    It ought to be a felony to assault a nurse in the same way it is a felony to assault a fireman or a cop. It is in some states, but not others.

  10. Thats crze!! That she thought it was ok to verbally accost you for telling her nephew the truth, and facing reality. Yes, SCI appear worst at the beginning and improve with time when the shock subsides, but something that traumatic is usually permanent. False hopes are very damaging, its far better to do better than expected than be in denial and face the truth months later. You were absolutly right to what you did, and I would never have predicted that response from her. I too am a gun advocate, and am stunned that the guards don’t have guns, there should be at least a few that are specially trained and armed. Granted, I don’t want to see a guard with a gun on the L&D floor, but but certainly near the entrance and ER.

  11. wow wow wow you guys are amazing. Thank you for all of your responses. I’m not quite sure what else to say here about it, but am going to go put up another quick post along this line.
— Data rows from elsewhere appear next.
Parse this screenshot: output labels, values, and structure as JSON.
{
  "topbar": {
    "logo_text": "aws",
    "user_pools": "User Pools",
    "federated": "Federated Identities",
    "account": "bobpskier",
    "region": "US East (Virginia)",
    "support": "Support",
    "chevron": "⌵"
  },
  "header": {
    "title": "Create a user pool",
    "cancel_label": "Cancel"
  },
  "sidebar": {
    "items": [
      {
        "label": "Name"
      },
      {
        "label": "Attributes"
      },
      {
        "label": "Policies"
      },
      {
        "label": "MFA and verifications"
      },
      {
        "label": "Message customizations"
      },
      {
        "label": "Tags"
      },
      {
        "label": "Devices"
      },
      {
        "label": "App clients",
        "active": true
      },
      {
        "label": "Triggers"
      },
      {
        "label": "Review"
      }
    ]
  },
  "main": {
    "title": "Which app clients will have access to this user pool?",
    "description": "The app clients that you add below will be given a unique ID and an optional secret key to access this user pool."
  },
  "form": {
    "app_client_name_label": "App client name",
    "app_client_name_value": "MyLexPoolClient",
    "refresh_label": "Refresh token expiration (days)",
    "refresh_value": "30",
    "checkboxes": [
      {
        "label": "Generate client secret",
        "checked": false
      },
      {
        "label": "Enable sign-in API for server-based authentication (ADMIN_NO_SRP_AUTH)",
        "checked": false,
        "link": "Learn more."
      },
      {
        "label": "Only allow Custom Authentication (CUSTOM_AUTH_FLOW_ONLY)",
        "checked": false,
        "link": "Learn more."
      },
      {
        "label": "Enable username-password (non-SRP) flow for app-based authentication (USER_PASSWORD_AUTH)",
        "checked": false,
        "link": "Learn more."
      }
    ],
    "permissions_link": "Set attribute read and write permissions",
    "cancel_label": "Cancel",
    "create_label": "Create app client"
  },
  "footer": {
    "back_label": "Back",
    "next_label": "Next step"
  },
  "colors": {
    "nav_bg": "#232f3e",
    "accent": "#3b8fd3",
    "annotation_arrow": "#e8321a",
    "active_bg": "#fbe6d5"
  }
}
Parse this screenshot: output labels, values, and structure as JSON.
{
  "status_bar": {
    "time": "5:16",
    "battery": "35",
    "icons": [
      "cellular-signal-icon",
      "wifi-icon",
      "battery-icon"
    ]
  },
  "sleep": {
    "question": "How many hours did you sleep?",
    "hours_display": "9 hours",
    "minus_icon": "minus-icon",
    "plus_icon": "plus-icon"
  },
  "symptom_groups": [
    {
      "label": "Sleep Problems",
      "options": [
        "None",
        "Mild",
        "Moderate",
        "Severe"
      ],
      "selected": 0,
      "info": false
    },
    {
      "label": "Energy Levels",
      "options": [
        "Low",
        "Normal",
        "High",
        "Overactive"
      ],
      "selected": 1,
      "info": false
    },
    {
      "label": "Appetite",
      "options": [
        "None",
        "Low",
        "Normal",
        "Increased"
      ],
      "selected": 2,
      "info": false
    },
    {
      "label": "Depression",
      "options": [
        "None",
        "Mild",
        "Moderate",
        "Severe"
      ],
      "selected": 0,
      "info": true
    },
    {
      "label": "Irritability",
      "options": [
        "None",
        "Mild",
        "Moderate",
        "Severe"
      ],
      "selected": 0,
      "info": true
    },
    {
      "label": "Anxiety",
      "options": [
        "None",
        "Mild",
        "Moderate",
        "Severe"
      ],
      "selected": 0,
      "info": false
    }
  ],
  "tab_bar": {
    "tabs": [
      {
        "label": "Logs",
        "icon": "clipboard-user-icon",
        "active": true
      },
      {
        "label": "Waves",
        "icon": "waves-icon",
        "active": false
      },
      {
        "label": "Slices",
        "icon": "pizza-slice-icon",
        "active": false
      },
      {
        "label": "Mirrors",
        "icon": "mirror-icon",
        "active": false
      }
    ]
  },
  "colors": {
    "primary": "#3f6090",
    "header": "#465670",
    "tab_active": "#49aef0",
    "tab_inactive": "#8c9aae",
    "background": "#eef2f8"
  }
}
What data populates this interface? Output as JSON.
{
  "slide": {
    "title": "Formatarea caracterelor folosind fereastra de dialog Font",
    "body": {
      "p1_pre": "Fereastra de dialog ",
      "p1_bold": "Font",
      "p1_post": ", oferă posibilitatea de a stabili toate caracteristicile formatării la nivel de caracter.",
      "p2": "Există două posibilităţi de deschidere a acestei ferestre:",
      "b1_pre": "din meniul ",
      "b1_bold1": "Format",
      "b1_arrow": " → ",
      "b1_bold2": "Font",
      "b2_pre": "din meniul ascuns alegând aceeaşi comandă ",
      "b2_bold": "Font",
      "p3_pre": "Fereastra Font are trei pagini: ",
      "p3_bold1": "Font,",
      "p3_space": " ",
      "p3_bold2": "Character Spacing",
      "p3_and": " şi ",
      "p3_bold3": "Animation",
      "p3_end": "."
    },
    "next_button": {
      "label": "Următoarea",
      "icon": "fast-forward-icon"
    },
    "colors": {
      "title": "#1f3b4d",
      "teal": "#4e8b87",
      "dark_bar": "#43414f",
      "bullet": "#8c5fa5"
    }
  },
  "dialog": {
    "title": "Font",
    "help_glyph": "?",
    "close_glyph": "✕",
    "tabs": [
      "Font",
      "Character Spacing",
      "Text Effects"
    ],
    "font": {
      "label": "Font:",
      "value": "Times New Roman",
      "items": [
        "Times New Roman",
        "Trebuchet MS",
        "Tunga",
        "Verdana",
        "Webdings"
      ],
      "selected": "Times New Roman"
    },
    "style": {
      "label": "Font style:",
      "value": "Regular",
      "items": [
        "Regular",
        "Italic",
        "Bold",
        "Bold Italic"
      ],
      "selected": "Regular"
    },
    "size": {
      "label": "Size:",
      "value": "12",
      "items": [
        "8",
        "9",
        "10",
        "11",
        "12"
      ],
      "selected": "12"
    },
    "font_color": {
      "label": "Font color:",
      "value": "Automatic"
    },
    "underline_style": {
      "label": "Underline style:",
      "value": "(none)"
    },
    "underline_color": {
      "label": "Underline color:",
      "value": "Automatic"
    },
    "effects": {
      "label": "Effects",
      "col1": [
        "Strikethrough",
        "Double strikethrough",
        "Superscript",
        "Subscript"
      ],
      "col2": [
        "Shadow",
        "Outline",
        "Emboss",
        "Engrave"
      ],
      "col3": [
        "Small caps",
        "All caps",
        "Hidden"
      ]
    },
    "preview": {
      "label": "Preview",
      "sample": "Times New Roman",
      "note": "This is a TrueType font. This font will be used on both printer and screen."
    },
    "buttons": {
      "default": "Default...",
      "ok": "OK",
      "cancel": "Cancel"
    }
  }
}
  12. I can’t imagine being threatened like that. Another nurse that I used to work with always seemed to attract the violent patients and was kicked across the room once. I honestly don’t know if I could remain objective if someone truly meant to hurt me. I think my reaction would be to defend myself but can’t actually imagine it.. How sad that people can’t figure out that we are just trying to help them.